Minimize Loss Through Enhanced Disposition Strategies
July 21, 2020
Source: Property Preservation Executive Forum (Second Quarter 2020 Newsletter PDF)
Created in 1987, Claims Without Conveyance of Title (CWCOT) is an alternative property disposition strategy created by the U.S. Department of Housing and Urban Development (HUD). CWCOT provides mortgagees with procedures for bidding and payment claims under the Single Family FHA Mortgage Insurance Program.
Following the 2008 housing crisis, HUD adjusted its guidelines to give the CWCOT program more flexibility. The revised program allowed mortgage servicers to accept offers for less than the full debt owed on the loan by utilizing a HUD-approved discounted value.
This value-based pricing strategy allowed sales to occur at or below a property’s market value as opposed to requiring the full debt as the minimum acceptable sale price. However, servicers are required to make up the difference if the sale price is below the floor set by HUD.

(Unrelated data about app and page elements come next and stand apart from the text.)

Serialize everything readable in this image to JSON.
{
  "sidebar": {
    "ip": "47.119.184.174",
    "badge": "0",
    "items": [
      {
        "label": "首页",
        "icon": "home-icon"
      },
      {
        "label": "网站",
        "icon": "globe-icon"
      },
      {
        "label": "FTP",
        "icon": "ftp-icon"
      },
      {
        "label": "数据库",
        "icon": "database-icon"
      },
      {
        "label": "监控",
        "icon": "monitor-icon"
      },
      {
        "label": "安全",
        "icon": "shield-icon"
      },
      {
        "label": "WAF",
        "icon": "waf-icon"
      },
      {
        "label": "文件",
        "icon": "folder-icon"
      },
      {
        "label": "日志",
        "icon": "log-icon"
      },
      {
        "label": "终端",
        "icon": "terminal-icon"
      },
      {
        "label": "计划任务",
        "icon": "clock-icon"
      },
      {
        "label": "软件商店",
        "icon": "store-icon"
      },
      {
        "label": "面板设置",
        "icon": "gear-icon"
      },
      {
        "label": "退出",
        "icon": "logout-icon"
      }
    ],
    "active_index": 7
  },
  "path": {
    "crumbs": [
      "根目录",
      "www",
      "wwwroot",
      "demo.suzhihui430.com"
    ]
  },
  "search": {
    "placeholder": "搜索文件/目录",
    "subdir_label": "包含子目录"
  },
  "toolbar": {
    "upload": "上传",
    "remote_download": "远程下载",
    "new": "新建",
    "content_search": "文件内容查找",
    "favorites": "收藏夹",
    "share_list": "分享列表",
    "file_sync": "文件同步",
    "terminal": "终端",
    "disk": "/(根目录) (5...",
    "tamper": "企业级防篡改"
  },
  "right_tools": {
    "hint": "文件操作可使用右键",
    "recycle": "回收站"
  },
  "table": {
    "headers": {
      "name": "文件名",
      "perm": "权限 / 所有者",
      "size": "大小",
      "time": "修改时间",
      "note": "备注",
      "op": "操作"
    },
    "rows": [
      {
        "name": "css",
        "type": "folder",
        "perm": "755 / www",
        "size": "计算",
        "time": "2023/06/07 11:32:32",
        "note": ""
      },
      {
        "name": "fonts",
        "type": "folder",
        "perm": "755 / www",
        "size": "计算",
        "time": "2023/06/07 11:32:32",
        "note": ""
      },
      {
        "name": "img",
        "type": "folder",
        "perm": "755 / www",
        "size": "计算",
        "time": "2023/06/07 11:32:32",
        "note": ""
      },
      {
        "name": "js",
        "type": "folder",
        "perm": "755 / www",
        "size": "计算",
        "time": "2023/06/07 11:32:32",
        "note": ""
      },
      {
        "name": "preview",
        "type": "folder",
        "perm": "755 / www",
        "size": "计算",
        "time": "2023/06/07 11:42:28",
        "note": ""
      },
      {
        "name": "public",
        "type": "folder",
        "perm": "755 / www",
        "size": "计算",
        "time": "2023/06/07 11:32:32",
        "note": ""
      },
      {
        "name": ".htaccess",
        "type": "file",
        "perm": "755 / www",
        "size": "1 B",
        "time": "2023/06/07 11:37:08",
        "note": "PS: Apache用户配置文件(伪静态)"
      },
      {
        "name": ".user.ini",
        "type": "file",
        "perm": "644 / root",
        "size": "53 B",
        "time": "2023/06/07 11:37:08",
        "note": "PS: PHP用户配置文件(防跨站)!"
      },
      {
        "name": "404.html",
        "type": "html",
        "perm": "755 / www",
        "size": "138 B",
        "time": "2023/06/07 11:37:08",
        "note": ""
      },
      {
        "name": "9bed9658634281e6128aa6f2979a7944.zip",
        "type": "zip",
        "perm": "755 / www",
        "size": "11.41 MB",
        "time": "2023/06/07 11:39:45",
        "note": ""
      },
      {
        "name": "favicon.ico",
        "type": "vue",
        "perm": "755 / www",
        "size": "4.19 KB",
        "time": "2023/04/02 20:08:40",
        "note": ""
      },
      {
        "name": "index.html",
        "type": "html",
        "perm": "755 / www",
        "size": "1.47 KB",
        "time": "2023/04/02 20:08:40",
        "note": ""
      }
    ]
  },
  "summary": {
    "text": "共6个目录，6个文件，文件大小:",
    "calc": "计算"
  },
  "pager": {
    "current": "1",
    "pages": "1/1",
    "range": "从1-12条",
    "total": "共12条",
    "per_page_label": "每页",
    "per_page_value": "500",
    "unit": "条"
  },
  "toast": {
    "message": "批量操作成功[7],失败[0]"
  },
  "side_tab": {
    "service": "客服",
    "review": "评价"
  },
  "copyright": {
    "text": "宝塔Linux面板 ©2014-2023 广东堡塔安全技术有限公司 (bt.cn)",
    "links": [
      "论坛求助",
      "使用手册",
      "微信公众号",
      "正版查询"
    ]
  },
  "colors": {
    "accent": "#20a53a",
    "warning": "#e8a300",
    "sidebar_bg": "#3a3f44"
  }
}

CWCOT as a core strategy for servicers re-emerged recently due to the low cost of money coupled with the emergence of web-based auction companies in the mortgage servicing space that started to aggressively market this route. HUD reports saving more than three billion dollars in holding and other related costs due to this program. Because of the savings, HUD offers its “Second Chance” program that kicks in if the property does not sell third party at foreclosure. The auction company will continue to list the property and try to find a buyer.
When a property is actively being marketed at auction, HUD will grant two sequential 60-day extension approvals to give the servicer more time to either get the property in conveyance condition (ICC) or to sell via auction. That is a primary incentive for having an auction program — it automatically grants 120 days to the post-foreclosure sale process.
Some mortgage servicers prefer to sell via auction to avoid the complexities of going the traditional “Part A” path of conveying the property to HUD REO and having them sell the property via normal channels. The Part A path runs the risk of reconveyance if convey condition standards are not met.
While the CWCOT and auction strategies are effective, the volatility of the market can create the potential for losses. If it shifts and property prices begin to decline, servicers may have to come out of pocket to make up the difference when the demand for housing decreases.
This uncertainty within the market makes it imperative for servicers to sharpen their Part A strategy, not abandon it. When properly managed between a servicer and property preservation provider, the conveyance path is generally a more cost effective route in housing markets that do not have robust demand for housing at auction.
The partnership between servicers and their property preservation provider has proven to be critical when evaluating properties for both the CWCOT and traditional Part A processes. Property preservation companies, like Safeguard Properties, have been successful in aiding servicers during both through continued inspections and maintenance, in addition to ensuring damages are mitigated properly so the property sells with minimal losses to the servicer.
For the Part A conveyance process, Safeguard has developed strategies to streamline and minimize losses for servicers. Techniques to speed up the conveyance process and ensure work is completed as quickly as possible have been implemented and successful for servicers.
There is no doubt that the CWCOT has been successful in the current environment of a hot housing market and cheap money, however servicers need to continue to build and enhance their disposition playbook. Servicers can minimize their losses by remaining prepared and engaging their partners.
Joe Iafigliola is the Chief Financial Officer for Safeguard. Joe is responsible for the Control, Quality Assurance, Business Development, Accounting & Information Security departments, and is a Managing Director and Operating Partner of SCG Partners, a middle-market private equity fund focused on diversifying and expanding Safeguard Properties’ business model into complimentary markets. Joe has been in a wide variety of roles in finance, supply chain management, information systems development, and sales and marketing. His career includes senior positions with McMaster-Carr Supply Company, Newell/Rubbermaid, and Procter and Gamble. Joe has an MBA from The Weatherhead School of Management at Case Western Reserve University, is a Certified Management Accountant (CMA), and holds a bachelor’s degree from The Ohio State University’s Honors Accounting program.